The very high response rate (95%) of this questionnaire may have reflected general interest, or may have resulted from the advantages of self-assessment which itself may improve performance. The results on the CSKS show that basic knowledge of interns in Iran about communication skills is limited. Researchers have reported similar findings in other countries which reveal a deficit in the knowledge of doctors about communication skills . The importance of communication skills has long been acknowledged in general practice training  and the need to teach communication skills formally, as part of British undergraduate medical education, has also been recognised . In Iran, interns' knowledge deficiency may be attributed to the fact that interns have never been trained to consult in the general practice setting, and their skills are limited to making value judgements, often using the only available criterion, comparison with their own style . This approach to a patient is not cost effective and may lead to negative health outcomes such as patient dissatisfaction, poor adherence to treatment and medical errors . A few students reported their attendance at courses such as EBM, semiology, skills lab or CPR, which have no relation with communication skills training. This indicates that students are not familiar with the tasks of communication skills .

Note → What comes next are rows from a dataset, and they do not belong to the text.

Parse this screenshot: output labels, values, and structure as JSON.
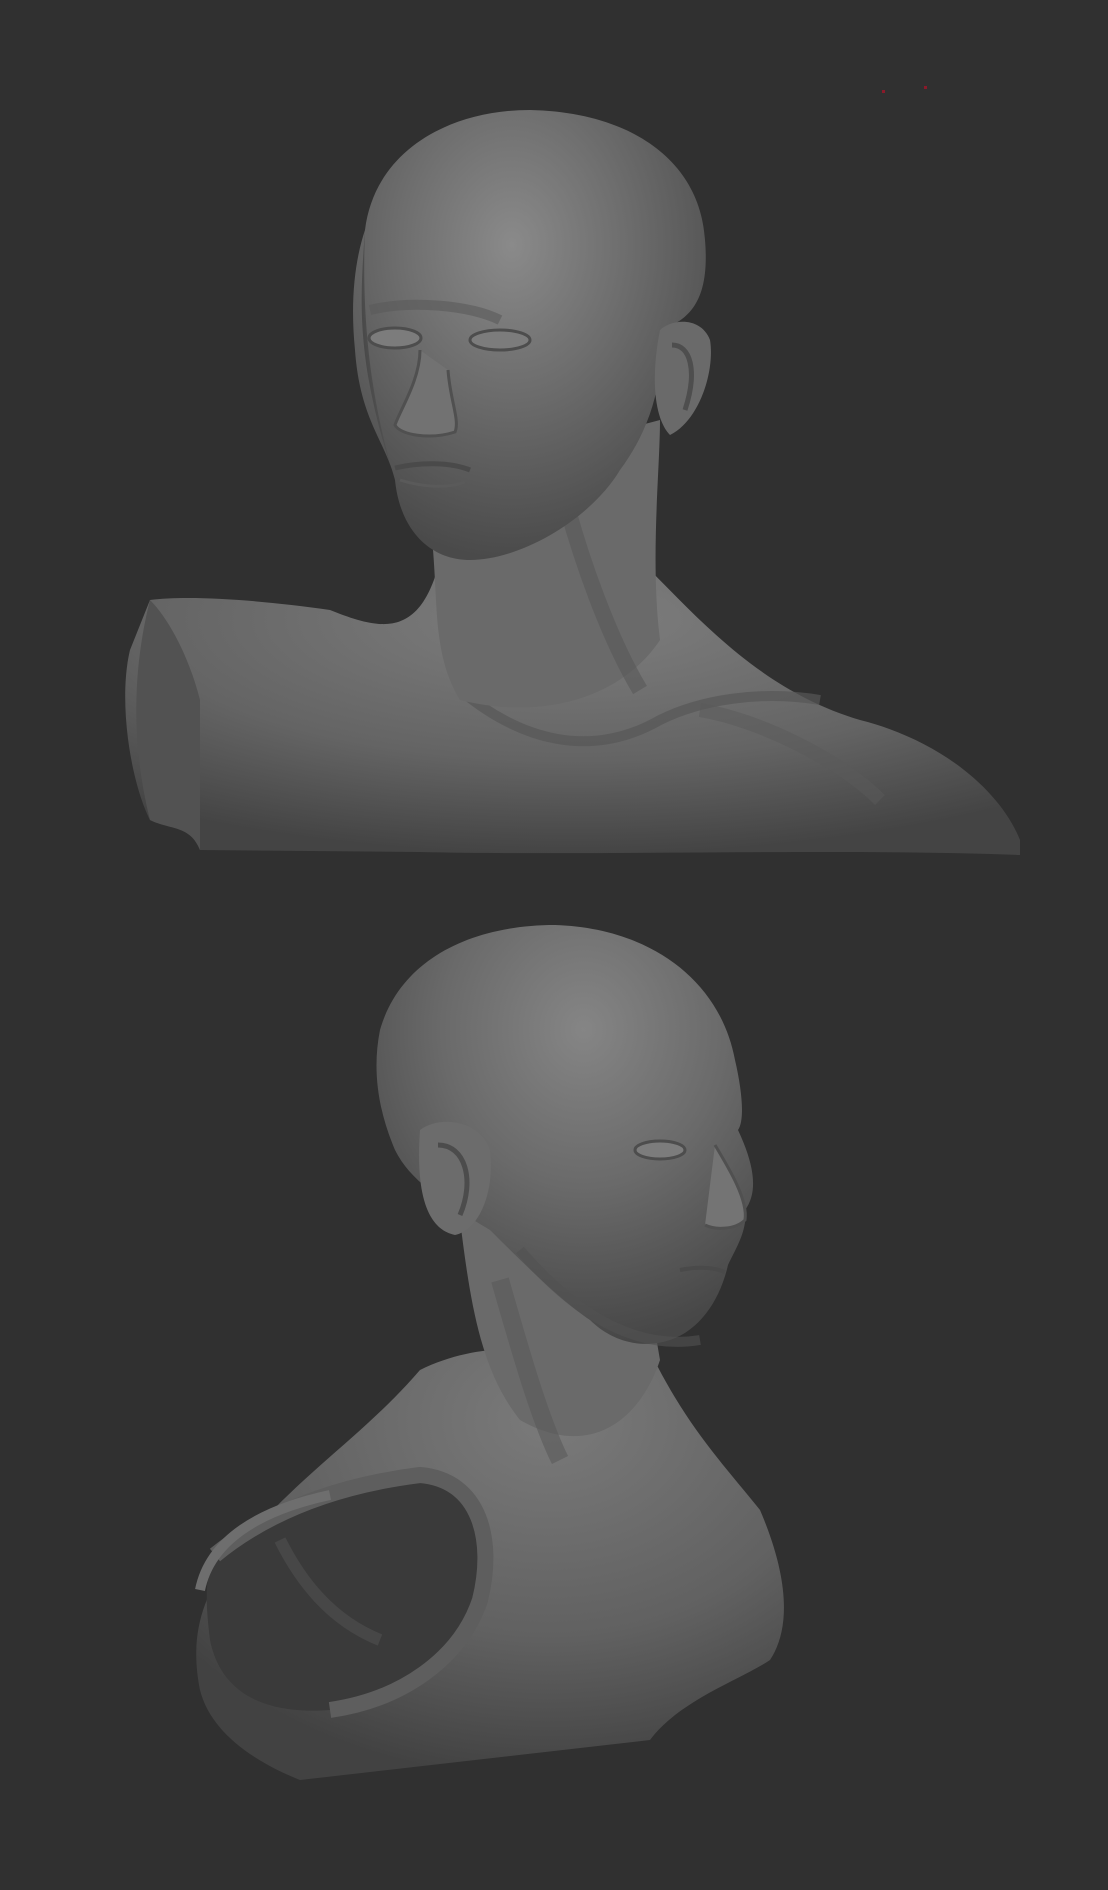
{
  "scene": {
    "background": "#303030",
    "material_color": "#6b6b6b",
    "views": [
      {
        "name": "front-three-quarter-view",
        "subject": "sculpt-bust"
      },
      {
        "name": "right-profile-view",
        "subject": "sculpt-bust"
      }
    ],
    "marker_color": "#8a1a2a"
  }
}
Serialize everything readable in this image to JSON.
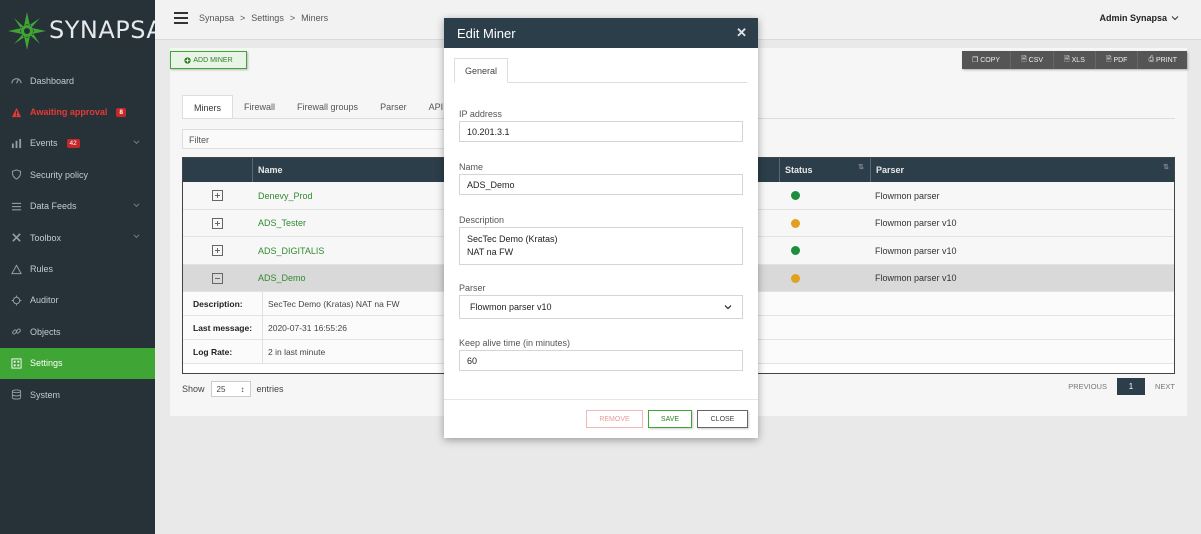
{
  "app": {
    "logo_text": "SYNAPSA"
  },
  "sidebar": {
    "items": [
      {
        "label": "Dashboard",
        "icon": "dashboard-icon"
      },
      {
        "label": "Awaiting approval",
        "icon": "warning-icon",
        "badge": "8"
      },
      {
        "label": "Events",
        "icon": "events-icon",
        "badge": "42"
      },
      {
        "label": "Security policy",
        "icon": "shield-icon"
      },
      {
        "label": "Data Feeds",
        "icon": "list-icon"
      },
      {
        "label": "Toolbox",
        "icon": "tools-icon"
      },
      {
        "label": "Rules",
        "icon": "rules-icon"
      },
      {
        "label": "Auditor",
        "icon": "auditor-icon"
      },
      {
        "label": "Objects",
        "icon": "objects-icon"
      },
      {
        "label": "Settings",
        "icon": "settings-icon"
      },
      {
        "label": "System",
        "icon": "system-icon"
      }
    ]
  },
  "header": {
    "breadcrumb": [
      "Synapsa",
      ">",
      "Settings",
      ">",
      "Miners"
    ],
    "user": "Admin Synapsa"
  },
  "toolbar": {
    "add_miner": "ADD MINER",
    "exports": [
      "COPY",
      "CSV",
      "XLS",
      "PDF",
      "PRINT"
    ]
  },
  "tabs": [
    "Miners",
    "Firewall",
    "Firewall groups",
    "Parser",
    "API"
  ],
  "filter_placeholder": "Filter",
  "table": {
    "headers": {
      "name": "Name",
      "status": "Status",
      "parser": "Parser"
    },
    "rows": [
      {
        "name": "Denevy_Prod",
        "status_color": "#1e8e3e",
        "parser": "Flowmon parser"
      },
      {
        "name": "ADS_Tester",
        "status_color": "#e0a020",
        "parser": "Flowmon parser v10"
      },
      {
        "name": "ADS_DIGITALIS",
        "status_color": "#1e8e3e",
        "parser": "Flowmon parser v10"
      },
      {
        "name": "ADS_Demo",
        "status_color": "#e0a020",
        "parser": "Flowmon parser v10"
      }
    ],
    "details": [
      {
        "label": "Description:",
        "value": "SecTec Demo (Kratas) NAT na FW"
      },
      {
        "label": "Last message:",
        "value": "2020-07-31 16:55:26"
      },
      {
        "label": "Log Rate:",
        "value": "2 in last minute"
      }
    ]
  },
  "pagination": {
    "show_label": "Show",
    "page_size": "25",
    "entries_label": "entries",
    "previous": "PREVIOUS",
    "current": "1",
    "next": "NEXT"
  },
  "modal": {
    "title": "Edit Miner",
    "tab": "General",
    "ip_label": "IP address",
    "ip_value": "10.201.3.1",
    "name_label": "Name",
    "name_value": "ADS_Demo",
    "description_label": "Description",
    "description_line1": "SecTec Demo (Kratas)",
    "description_line2": "NAT na FW",
    "parser_label": "Parser",
    "parser_value": "Flowmon parser v10",
    "keepalive_label": "Keep alive time (in minutes)",
    "keepalive_value": "60",
    "remove": "REMOVE",
    "save": "SAVE",
    "close": "CLOSE"
  }
}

The vast majority of research studies have been conducted on the outcome of communication skills in the practice and training of doctors in western countries. Even here, despite doctors trained in communication skills and the advocacy of the use of a patient-oriented approach, some evidence suggests that there are difficulties in practice [19, 20]. However, research has demonstrated that communication skills training intervention using behavioural, cognitive and affective domains can increase not only potentially beneficial and effective interviewing styles, but also alter attitudes and confer other benefits [9, 21].

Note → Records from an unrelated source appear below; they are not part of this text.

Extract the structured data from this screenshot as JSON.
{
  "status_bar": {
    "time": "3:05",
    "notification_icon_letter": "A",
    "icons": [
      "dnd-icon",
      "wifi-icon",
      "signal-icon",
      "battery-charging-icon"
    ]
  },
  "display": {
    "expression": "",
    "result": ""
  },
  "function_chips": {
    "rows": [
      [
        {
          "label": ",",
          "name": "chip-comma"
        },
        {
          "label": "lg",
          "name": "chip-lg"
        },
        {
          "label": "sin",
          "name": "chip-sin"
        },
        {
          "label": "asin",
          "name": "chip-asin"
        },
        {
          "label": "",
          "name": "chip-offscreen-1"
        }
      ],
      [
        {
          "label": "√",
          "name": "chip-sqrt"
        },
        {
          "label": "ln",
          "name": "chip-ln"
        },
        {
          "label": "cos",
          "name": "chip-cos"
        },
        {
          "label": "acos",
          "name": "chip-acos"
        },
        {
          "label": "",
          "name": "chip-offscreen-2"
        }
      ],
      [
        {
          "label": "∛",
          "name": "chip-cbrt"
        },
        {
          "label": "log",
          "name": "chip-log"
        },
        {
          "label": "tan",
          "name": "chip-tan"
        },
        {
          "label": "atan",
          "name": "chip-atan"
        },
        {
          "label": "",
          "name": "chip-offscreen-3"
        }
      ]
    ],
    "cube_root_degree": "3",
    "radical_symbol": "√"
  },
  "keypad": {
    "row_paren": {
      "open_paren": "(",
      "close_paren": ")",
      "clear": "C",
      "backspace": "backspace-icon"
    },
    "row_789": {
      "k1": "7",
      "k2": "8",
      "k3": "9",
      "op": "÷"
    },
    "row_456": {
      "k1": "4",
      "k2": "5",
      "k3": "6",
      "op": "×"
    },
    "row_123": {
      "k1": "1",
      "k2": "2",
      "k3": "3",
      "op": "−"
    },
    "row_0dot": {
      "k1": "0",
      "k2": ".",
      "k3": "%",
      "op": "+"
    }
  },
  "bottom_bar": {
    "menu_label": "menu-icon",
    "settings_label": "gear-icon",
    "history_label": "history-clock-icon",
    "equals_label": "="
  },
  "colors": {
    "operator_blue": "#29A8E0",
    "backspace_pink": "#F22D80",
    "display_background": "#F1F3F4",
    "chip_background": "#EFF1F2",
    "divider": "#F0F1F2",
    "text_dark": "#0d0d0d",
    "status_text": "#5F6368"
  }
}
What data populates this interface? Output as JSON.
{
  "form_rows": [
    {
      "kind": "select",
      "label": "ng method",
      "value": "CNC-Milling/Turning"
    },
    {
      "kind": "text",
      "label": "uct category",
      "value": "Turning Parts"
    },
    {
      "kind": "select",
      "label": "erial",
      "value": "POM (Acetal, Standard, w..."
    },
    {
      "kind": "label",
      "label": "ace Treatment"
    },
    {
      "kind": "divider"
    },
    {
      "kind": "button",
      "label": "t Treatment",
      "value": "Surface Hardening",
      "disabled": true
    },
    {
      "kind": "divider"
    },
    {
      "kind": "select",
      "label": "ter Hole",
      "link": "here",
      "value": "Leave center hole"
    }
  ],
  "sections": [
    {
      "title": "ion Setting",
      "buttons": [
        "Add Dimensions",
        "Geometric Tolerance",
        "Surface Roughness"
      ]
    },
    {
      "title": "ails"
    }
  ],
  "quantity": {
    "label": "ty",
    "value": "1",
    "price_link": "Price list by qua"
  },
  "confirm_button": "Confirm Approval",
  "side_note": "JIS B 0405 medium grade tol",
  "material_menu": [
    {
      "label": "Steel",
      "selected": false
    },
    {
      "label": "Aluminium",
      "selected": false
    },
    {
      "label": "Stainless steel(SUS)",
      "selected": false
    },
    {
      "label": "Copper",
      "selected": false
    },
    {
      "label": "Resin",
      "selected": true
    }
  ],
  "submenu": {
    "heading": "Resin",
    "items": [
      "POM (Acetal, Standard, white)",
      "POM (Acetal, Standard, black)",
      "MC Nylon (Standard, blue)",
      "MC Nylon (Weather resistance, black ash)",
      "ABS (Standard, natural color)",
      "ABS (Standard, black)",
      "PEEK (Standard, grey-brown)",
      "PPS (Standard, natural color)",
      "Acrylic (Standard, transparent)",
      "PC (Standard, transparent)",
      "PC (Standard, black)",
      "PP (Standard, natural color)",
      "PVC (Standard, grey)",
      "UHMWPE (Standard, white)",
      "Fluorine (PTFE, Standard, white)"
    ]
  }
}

The results of the study show that there were significant differences between males and females with regard to their reported knowledge of the main communication skills. Women were less confident of their skills. The deficit may partly be an artefact of an inadvertent prestige bias of the male students. The deficit is particularly notable in sex education. There are three possible explanations for this. Firstly, in general, Iranian female interns are very shy to ask patients about sexual issues. Therefore they may feel that sex education skills have no implications for their practice and hence pay less attention to sex education training. Secondly, it may be a systematic error in female respondents, i.e. they may be shy to discuss their knowledge about sex education skills rather than lack knowledge. Thirdly, in the past, sex education was regarded as a taboo in Iran and was not available in schools, especially for girls . This perhaps acts as an inhibitory factor on the basic knowledge of sex education. Within this context, there is no evidence that shows similar results for gender difference on the knowledge of sex education in the practice and training of doctors.

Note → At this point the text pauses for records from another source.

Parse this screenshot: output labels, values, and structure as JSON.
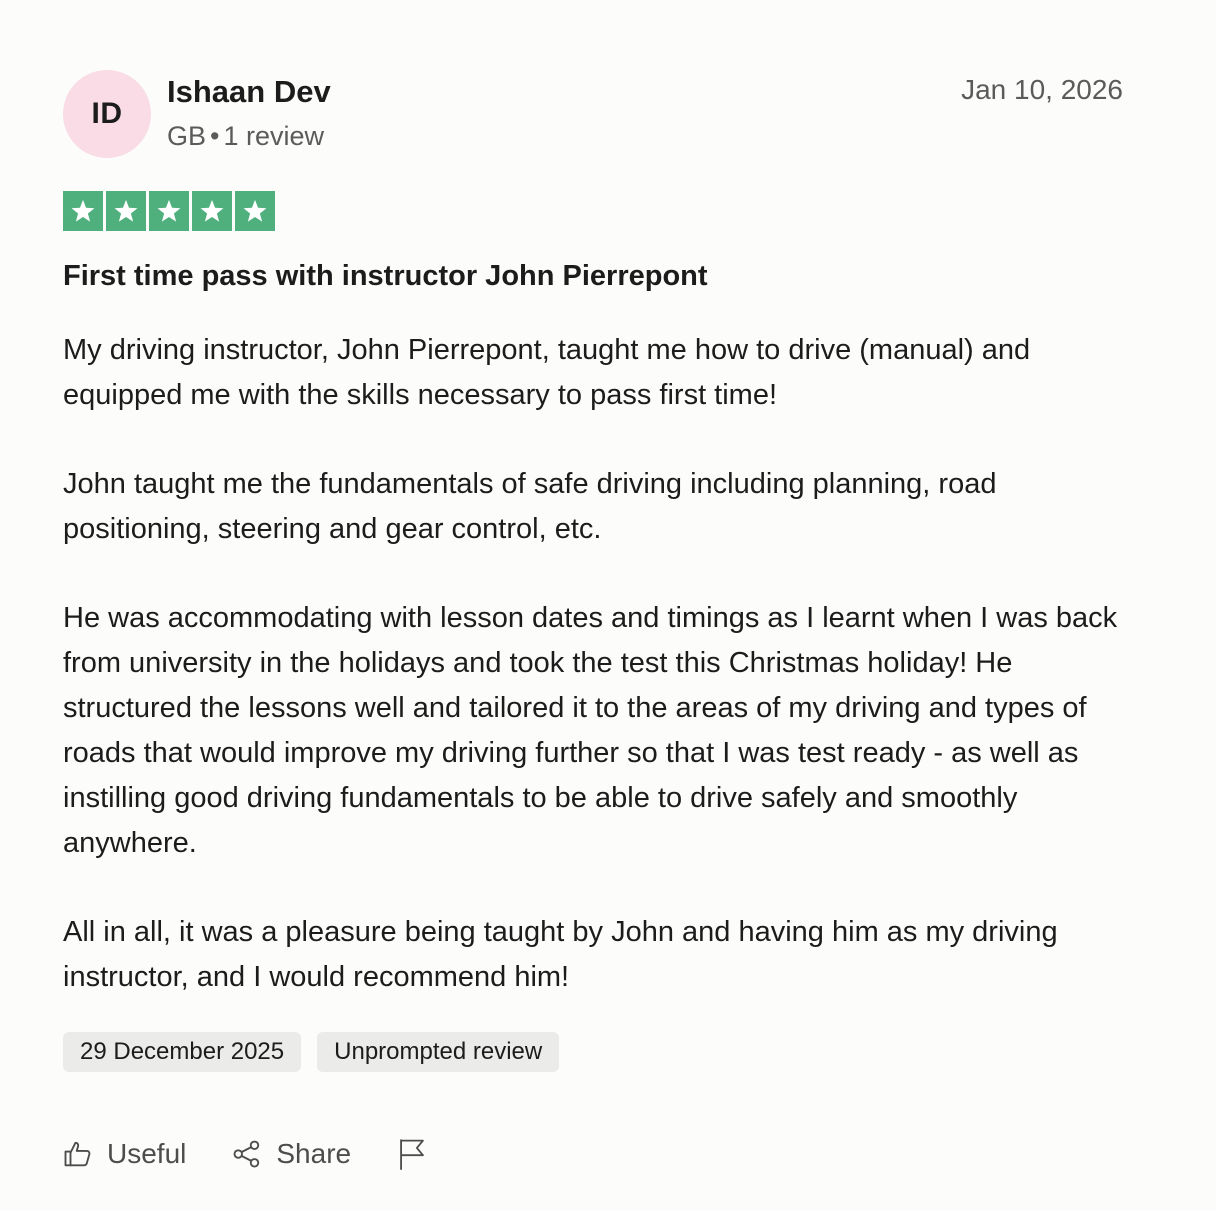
{
  "reviewer": {
    "initials": "ID",
    "name": "Ishaan Dev",
    "country": "GB",
    "separator": "•",
    "review_count": "1 review",
    "avatar_color": "#f9dce6"
  },
  "review": {
    "date": "Jan 10, 2026",
    "rating": 5,
    "star_color": "#4fb07d",
    "title": "First time pass with instructor John Pierrepont",
    "paragraphs": [
      "My driving instructor, John Pierrepont, taught me how to drive (manual) and equipped me with the skills necessary to pass first time!",
      "John taught me the fundamentals of safe driving including planning, road positioning, steering and gear control, etc.",
      "He was accommodating with lesson dates and timings as I learnt when I was back from university in the holidays and took the test this Christmas holiday! He structured the lessons well and tailored it to the areas of my driving and types of roads that would improve my driving further so that I was test ready - as well as instilling good driving fundamentals to be able to drive safely and smoothly anywhere.",
      "All in all, it was a pleasure being taught by John and having him as my driving instructor, and I would recommend him!"
    ],
    "experience_date": "29 December 2025",
    "review_type": "Unprompted review"
  },
  "actions": {
    "useful_label": "Useful",
    "share_label": "Share",
    "useful_icon": "thumbs-up-icon",
    "share_icon": "share-icon",
    "report_icon": "flag-icon"
  }
}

The results on the CSKS suggest that there are areas of weakness in the communication skills confidence of interns, particularly in breaking bad news. While it is well recognised that delivering bad news is a difficult task that requires skills and sensitivity , both female interns and male interns reported that their confidence in breaking bad news is low, especially the female interns. While the interns commented on the need to improve medical students' communication skills, it seems that guidelines on delivering bad news to patients and patients' family members have not been seriously taken into consideration in the practice and training of doctors in Iran. This could be due to interns possessing deep fears regarding delivering bad news to patients' family members, or because they are unaware of the general guidelines about delivering bad news . Three studies which have attempted to address residents' perception of delivering bad news indicate that residents had experienced discomfort with psychosocial issues related to the conveyance of bad news, such as personal fears and different perceptions of bad news [25–27].
There is a significant difference between the mean score of the interns on breaking bad news. The female interns have reported lower confidence than the male interns. The deficit could be an inadvertent prestige bias of the male students. However, to our knowledge, there is no evidence that underpin such finding. Although Orlander et al's work  demonstrated there were no significant differences between males and females with regard to the type of bad news, residents' knowledge with regard to breaking bad news was not reported by the authors. Therefore, some empirical research is essential.
Given the poor levels of confidence about communication skills, particularly sex education skills, revealed in this study, it is concluded that educational programmes are necessary. In sex education skills training, given the complex interplay of cultural and religious beliefs in Iran, particular attention must be paid to multicultural and religious issues. Therefore, further work is needed on gender education and stereotypes in sex education; learning styles; the 'hidden curriculum'; and how far medical schools make organisational and administrative arrangements on the basis of gender and the implication for female and male interns.
The enthusiastic response to the questionnaires may suggest that medicine is accepting the need for developing communication skills within the medical curriculum. Medical education in Iran must respond to this challenge.
Finally, our findings may be somewhat limited in generalisability because they are derived from only one medical school in Iran. Self-assessment data may suffer from biases such as prestige bias. Despite these caveats, the authors believe the data to be an accurate reflection of current practice in Iran, based on the Iranian authors training experiences, and consistency with previous accounts.